Forty percent of the service members fighting in Iraq and Afghanistan are members of the National Guard and the Reserves. Deploying these weekend warriors abroad -- and sometimes in combat -- is a new development that's just a decade old, and it's exposed a weak link in the training and support offered the service members and their families.
After returning from the battlefields of Iraq, Christian Ellis found the only way to soothe the war wounds in his soul was by losing himself singing opera's powerful, haunting songs.
Thousands of people are expected to run the Achilles Hope & Possibility race on Sunday, which supports athletes with disabilities. Among the participants will be a group of wounded warriors – many of whom traveled from Walter Reed to participate in their first race.
Military men and women leaving service are working their military skills into resumes and cover letters as they search for work. Several dozen attended a job fair on Wall Street Thursday, sponsored by financial firms, the U.S. Chamber of Commerce and the Iraq and Afghanistan Veterans of America.

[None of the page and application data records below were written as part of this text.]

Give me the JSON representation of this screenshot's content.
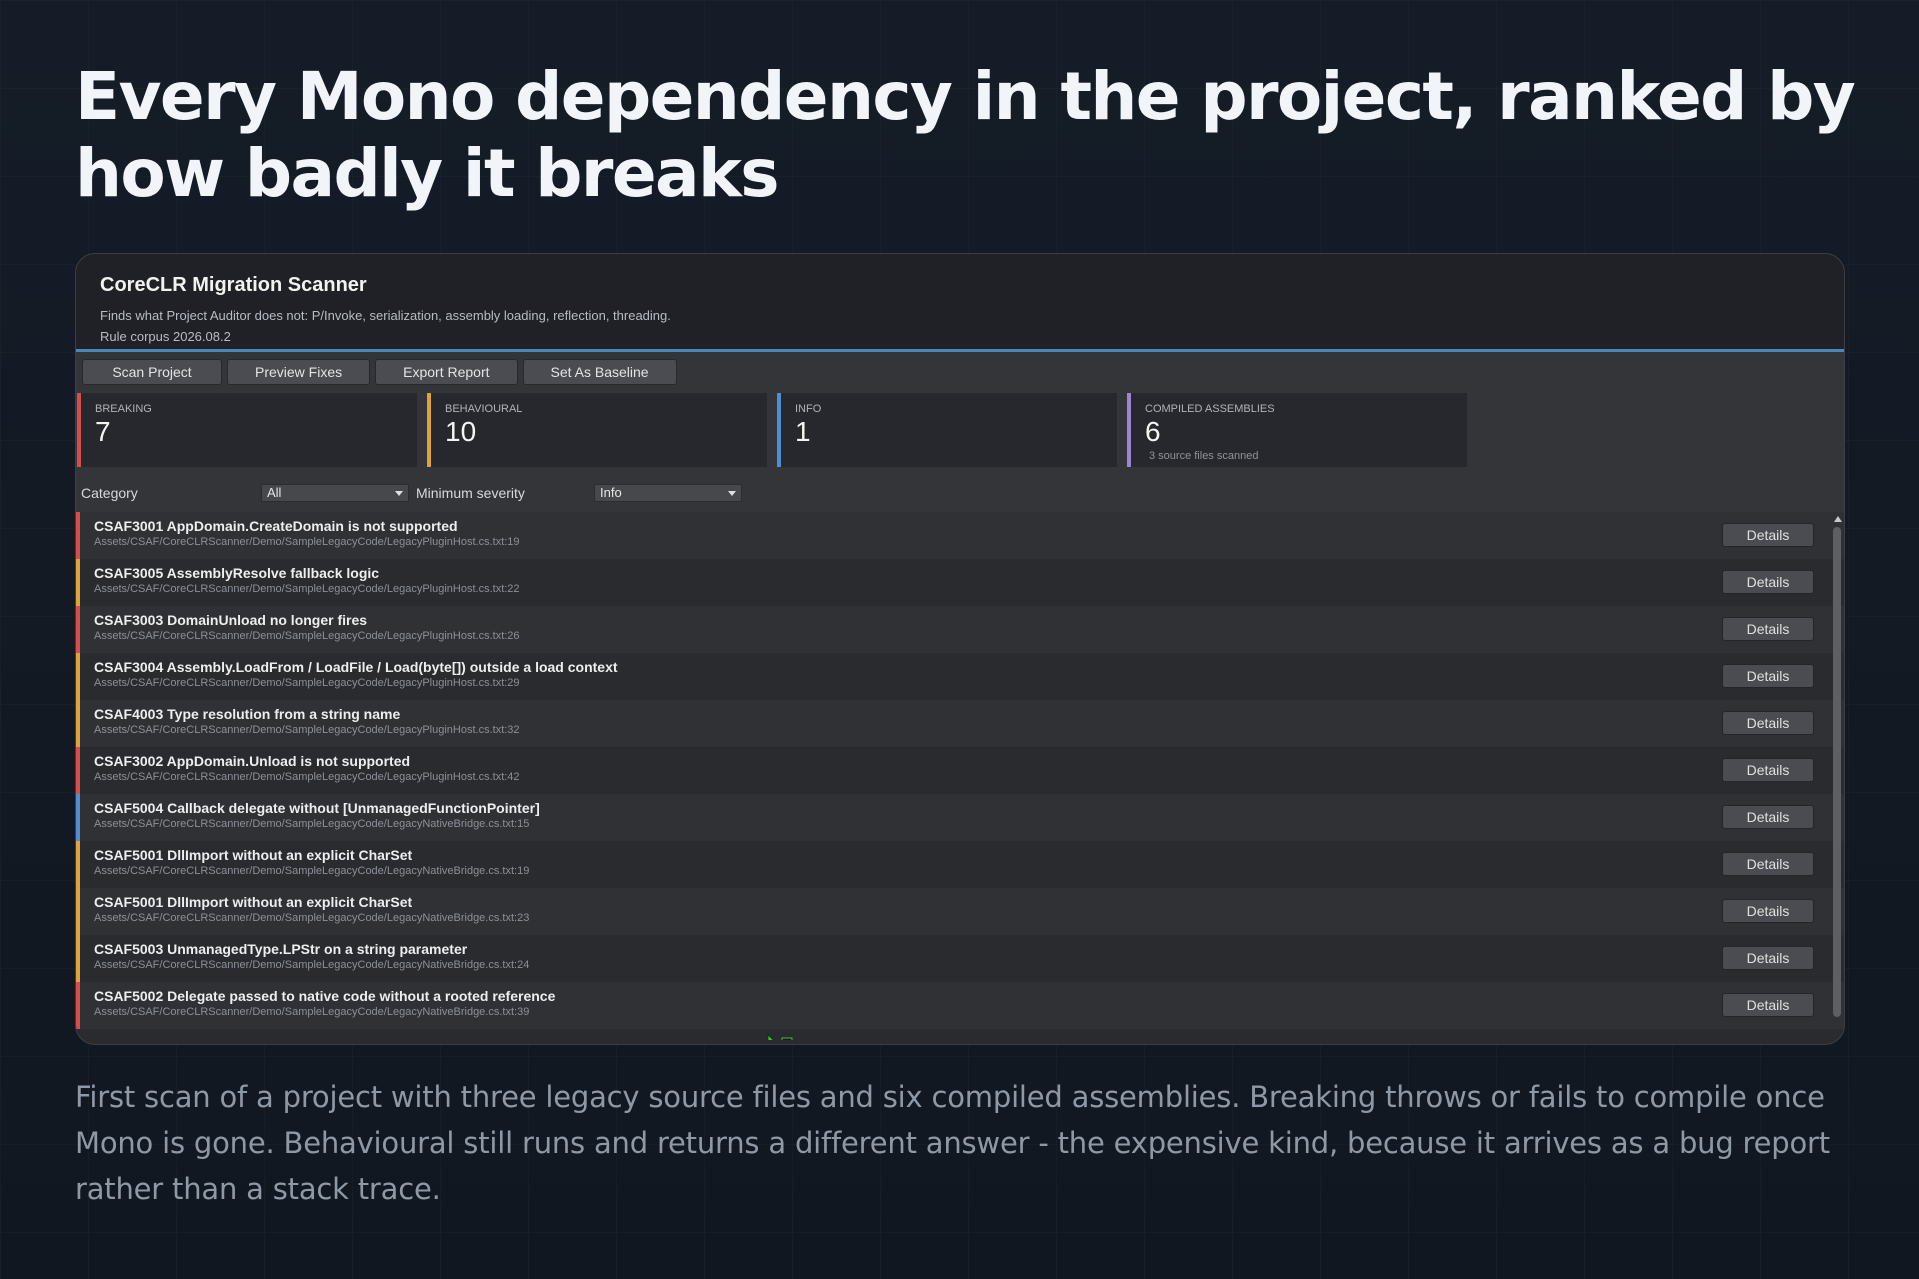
{
  "headline": "Every Mono dependency in the project, ranked by how badly it breaks",
  "window": {
    "title": "CoreCLR Migration Scanner",
    "subtitle": "Finds what Project Auditor does not: P/Invoke, serialization, assembly loading, reflection, threading.",
    "corpus": "Rule corpus 2026.08.2"
  },
  "toolbar": {
    "scan_label": "Scan Project",
    "preview_label": "Preview Fixes",
    "export_label": "Export Report",
    "baseline_label": "Set As Baseline"
  },
  "stats": [
    {
      "label": "BREAKING",
      "value": "7",
      "note": "",
      "color": "#d94c4c"
    },
    {
      "label": "BEHAVIOURAL",
      "value": "10",
      "note": "",
      "color": "#e0a33a"
    },
    {
      "label": "INFO",
      "value": "1",
      "note": "",
      "color": "#4f8fd1"
    },
    {
      "label": "COMPILED ASSEMBLIES",
      "value": "6",
      "note": "3 source files scanned",
      "color": "#9b86d6"
    }
  ],
  "filters": {
    "category_label": "Category",
    "category_value": "All",
    "severity_label": "Minimum severity",
    "severity_value": "Info"
  },
  "findings": [
    {
      "title": "CSAF3001  AppDomain.CreateDomain is not supported",
      "path": "Assets/CSAF/CoreCLRScanner/Demo/SampleLegacyCode/LegacyPluginHost.cs.txt:19",
      "severity_color": "#d94c4c",
      "button": "Details"
    },
    {
      "title": "CSAF3005  AssemblyResolve fallback logic",
      "path": "Assets/CSAF/CoreCLRScanner/Demo/SampleLegacyCode/LegacyPluginHost.cs.txt:22",
      "severity_color": "#e0a33a",
      "button": "Details"
    },
    {
      "title": "CSAF3003  DomainUnload no longer fires",
      "path": "Assets/CSAF/CoreCLRScanner/Demo/SampleLegacyCode/LegacyPluginHost.cs.txt:26",
      "severity_color": "#d94c4c",
      "button": "Details"
    },
    {
      "title": "CSAF3004  Assembly.LoadFrom / LoadFile / Load(byte[]) outside a load context",
      "path": "Assets/CSAF/CoreCLRScanner/Demo/SampleLegacyCode/LegacyPluginHost.cs.txt:29",
      "severity_color": "#e0a33a",
      "button": "Details"
    },
    {
      "title": "CSAF4003  Type resolution from a string name",
      "path": "Assets/CSAF/CoreCLRScanner/Demo/SampleLegacyCode/LegacyPluginHost.cs.txt:32",
      "severity_color": "#e0a33a",
      "button": "Details"
    },
    {
      "title": "CSAF3002  AppDomain.Unload is not supported",
      "path": "Assets/CSAF/CoreCLRScanner/Demo/SampleLegacyCode/LegacyPluginHost.cs.txt:42",
      "severity_color": "#d94c4c",
      "button": "Details"
    },
    {
      "title": "CSAF5004  Callback delegate without [UnmanagedFunctionPointer]",
      "path": "Assets/CSAF/CoreCLRScanner/Demo/SampleLegacyCode/LegacyNativeBridge.cs.txt:15",
      "severity_color": "#4f8fd1",
      "button": "Details"
    },
    {
      "title": "CSAF5001  DllImport without an explicit CharSet",
      "path": "Assets/CSAF/CoreCLRScanner/Demo/SampleLegacyCode/LegacyNativeBridge.cs.txt:19",
      "severity_color": "#e0a33a",
      "button": "Details"
    },
    {
      "title": "CSAF5001  DllImport without an explicit CharSet",
      "path": "Assets/CSAF/CoreCLRScanner/Demo/SampleLegacyCode/LegacyNativeBridge.cs.txt:23",
      "severity_color": "#e0a33a",
      "button": "Details"
    },
    {
      "title": "CSAF5003  UnmanagedType.LPStr on a string parameter",
      "path": "Assets/CSAF/CoreCLRScanner/Demo/SampleLegacyCode/LegacyNativeBridge.cs.txt:24",
      "severity_color": "#e0a33a",
      "button": "Details"
    },
    {
      "title": "CSAF5002  Delegate passed to native code without a rooted reference",
      "path": "Assets/CSAF/CoreCLRScanner/Demo/SampleLegacyCode/LegacyNativeBridge.cs.txt:39",
      "severity_color": "#d94c4c",
      "button": "Details"
    }
  ],
  "caption": "First scan of a project with three legacy source files and six compiled assemblies. Breaking throws or fails to compile once Mono is gone. Behavioural still runs and returns a different answer - the expensive kind, because it arrives as a bug report rather than a stack trace."
}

A writing workshop for servicemen and women is helping veterans recall their military duty ― and share it with others. A group of students recently marked the end of class with a public reading of their written work.
Suicides are surging among America's troops, averaging nearly one a day this year - the fastest pace in the nation's decade of war.
Soldier-perpetrated sex crimes are under-reported, but the Defense Department estimates about 19,000 assaults occurred last year. Veterans who are victims of sexual assault recently convened for the first-ever summit on military sexual violence.
Memorial Day may be the symbolic start of summer, but for the families of men and women who died serving in the Armed Forces, it’s a day for reflection and remembrance.
The Metropolitan Museum, the Guggenheim and the New Museum are among the roughly 40 museums in New York City that will offer free admission to active-duty military service members and their families — including those active in the Reserves and the National Guard — this summer. See a list of some of the participating Tri-State area museums.
For many New Yorkers, yoga is more than exercise — it's a tool to relieve stress. That's what one yoga instructor had in mind when she started a class for military veterans.
Mayor Michael Bloomberg joined a panel of leaders from the military, government, media and the nonprofit sector Monday attempting to address the challenges of helping veterans returning home from Iraq and Afghanistan.
The unemployment rate for newer veterans stands at 10.3 percent, according to the latest report from the Bureau of Labor Statistics. But for some, the job skills they gained in the military are translating into civilian jobs back home.
Recent vets are confronting life back home, as combat missions in Iraq have wrapped up. Some of them are choosing to use their war-time experiences to help other vets who're having a harder time making the transition back to civilian life.
As World War Two was ending in the mid 1940s, John Huston began to make a film for the US Army on veterans who’d been psychologically damaged in battle. As WNYC’s Sara Fishko tells us, the film “Let There Be Light” was filled with gripping footage of ailing veterans. But the film never saw the light of day until thirty-five years later. Here is the next Fishko Files…